From The New York Times
Posts tagged “Civil Society”
Could wiki technology find Osama bin Laden?
Imagine if any Pakistani could send an anonymous text message to the authorities suggesting where to look. Each location could be plotted on a map. The dots would be scattered widely, perhaps, with promising leads indistinguishable from rubbish. But on a given day, a surge of dots might point to the same village, in what could not be coincidence. Troops could be ordered in.
From The New York Times
Frontline human rights activists from around the world met with U.S. President Barack Obama at the White House on 18 February to talk about what the U.S. can do to address threats to freedom of association and expression. The meeting was arranged as part of a human rights summit organised by Freedom House and Human Rights First, which included dozens of activists from 27 countries.
Amid renewed clashes between the Iranian authorities and the reformist Green Movement, social networking sites such as Twitter have again become a focal point of the protests against the Islamic regime. As in the aftermath of the disputed presidential elections in June, anti-government protesters have been posting hundreds of accounts, photos and videos of the… Read more »
Nominations open December 29, 2009 for the Breaking Borders Award, a new prize created by Google and Global Voices to honor outstanding web projects initiated by individuals or groups that demonstrate courage, energy and resourcefulness in using the Internet to promote freedom of expression. The award is also supported by Thomson Reuters. Deadline is February… Read more »
Born out of the aftermath of the 2009 Iranian election, Access provides innovative, crowd-sourced tech tools to help reutrn the political process to the people. Found at http://www.accessnow.org
By accommodating Iranian dissidents the microblogging site has gone from allowing political activity, to courting it. As Twitter’s popularity has grown, its users in oppressive foreign regimes have slowly realized the power of the simple microblogging service for organizing political dissent. On Monday, for the first time, Twitter’s administrators seem to have acknowledged that power… Read more »
For the first time this year, out of 125 journalists jailed, more than half were web-based, according to the Committee to Protect Journalists. As blogging has become an important mode of expression, governments around the world have moved quickly to control the internet and to harass and detain bloggers. From guardian.co.uk

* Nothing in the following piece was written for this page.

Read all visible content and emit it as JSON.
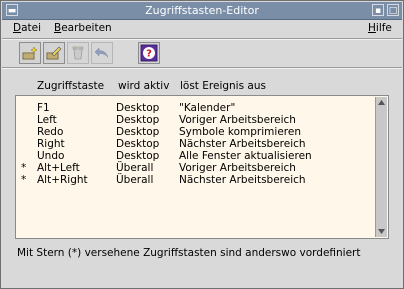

This week’s issue of Businessweek has a solid article about how Yahoo! is trying to avoid a repeat of its China mistakes in Vietnam. Yahoo! 360 is very popular among Vietnamese bloggers, but Yahoo! has decided not to host the service out of Vietnam, opting instead to host the Vietnamese Yahoo! 360 in Singapore. ahoo!,… Read more »
Young Egyptian women are using blogs and online radio stations to beat the censors and to fight for equality. From BBC